Mr. E [Dressage Lesson] has Rodney and me practicing halts. We halted. We moved off. We LEAPT sideways. I had enough hang time to contemplate my imminent future as ground art. We stopped. The horse had the decency to be standing underneath me. Rodney had gotten the tape under his tail, which startled him, which made him levitate sideways, which pulled the tape after him, which startled him. As causative agents go, it was legit.

Mentally, it wasn’t a big spook. No snorting before. No prancing after. One short, sharp ‘Eek’, and it was over. Physically, yowza!

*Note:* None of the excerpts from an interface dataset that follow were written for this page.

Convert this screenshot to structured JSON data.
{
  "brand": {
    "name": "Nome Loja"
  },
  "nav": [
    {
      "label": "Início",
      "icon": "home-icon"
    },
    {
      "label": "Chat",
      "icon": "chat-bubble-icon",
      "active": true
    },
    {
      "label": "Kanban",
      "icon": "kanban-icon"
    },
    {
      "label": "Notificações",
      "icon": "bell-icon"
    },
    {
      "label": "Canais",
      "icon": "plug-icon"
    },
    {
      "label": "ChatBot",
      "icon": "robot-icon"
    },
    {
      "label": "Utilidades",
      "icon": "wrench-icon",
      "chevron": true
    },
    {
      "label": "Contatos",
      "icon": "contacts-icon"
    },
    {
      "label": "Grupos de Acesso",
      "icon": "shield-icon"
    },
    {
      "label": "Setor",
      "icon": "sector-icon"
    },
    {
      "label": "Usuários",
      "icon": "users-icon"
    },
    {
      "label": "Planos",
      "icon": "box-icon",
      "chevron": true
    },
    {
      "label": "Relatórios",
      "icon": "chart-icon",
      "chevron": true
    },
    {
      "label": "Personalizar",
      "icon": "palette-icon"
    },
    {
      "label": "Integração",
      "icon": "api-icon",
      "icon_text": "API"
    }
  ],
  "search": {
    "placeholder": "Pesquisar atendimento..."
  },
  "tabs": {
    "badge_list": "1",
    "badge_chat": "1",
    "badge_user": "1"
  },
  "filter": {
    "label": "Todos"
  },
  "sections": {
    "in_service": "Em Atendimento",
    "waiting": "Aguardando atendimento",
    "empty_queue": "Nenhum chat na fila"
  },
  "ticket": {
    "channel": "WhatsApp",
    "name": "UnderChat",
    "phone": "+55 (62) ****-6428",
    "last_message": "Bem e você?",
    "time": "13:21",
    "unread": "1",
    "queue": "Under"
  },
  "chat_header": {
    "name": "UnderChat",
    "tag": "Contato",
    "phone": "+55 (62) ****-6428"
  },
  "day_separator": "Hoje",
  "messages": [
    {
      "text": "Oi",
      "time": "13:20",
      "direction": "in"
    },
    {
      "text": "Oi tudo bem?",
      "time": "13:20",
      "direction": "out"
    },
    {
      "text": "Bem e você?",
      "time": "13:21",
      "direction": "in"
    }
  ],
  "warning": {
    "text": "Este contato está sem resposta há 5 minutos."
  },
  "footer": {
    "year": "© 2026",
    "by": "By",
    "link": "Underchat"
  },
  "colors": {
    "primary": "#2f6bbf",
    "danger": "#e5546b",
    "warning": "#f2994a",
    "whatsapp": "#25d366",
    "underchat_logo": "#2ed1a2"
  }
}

Fortunately, when it comes to talent, there’s a lotta jump in that horse. Unfortunately, when it comes to ill-advised cavorting, there’s a lotta jump in that horse.

Thank you for reading,
Katherine Walcott

This Is Why I Am Paranoid Around The Barn

Saddle Seat Wednesday

P is for a healthy concern for safety, not an obsession, not at all. If you are joining me from Blogging A To Z, welcome! Since the blog is already daily, with topics for each day [About: Schedule], there is no specific A To Z theme. I may even skip a few letters. Gasp. Clutch the pearls. The goal for this year is less crazy, more visiting. [Ze State of Ze Blog 2014]

A while back, I was at Stepping Stone, getting ready for my lesson. The grooming stall is full of SSF brushes and material, so I leave my brush box just outside, in the aisle. (Yes, I bring my own brushes. Your point?) As I was about to reach down to get a brush, I saw a horse being led up the aisle.

From an excess of caution, I stood up & stepped back, waiting for the horse pass by. As he got level with me, the horse suddenly kicked out with both hind feet. I was looking at the bottom of a set of hooves from about a foot away. At least, it felt like 12 inches. Probably was more. I was perfectly safe where I was.

What if I had been a step closer, bent over? Shudder.

Thank you for reading,
Katherine Walcott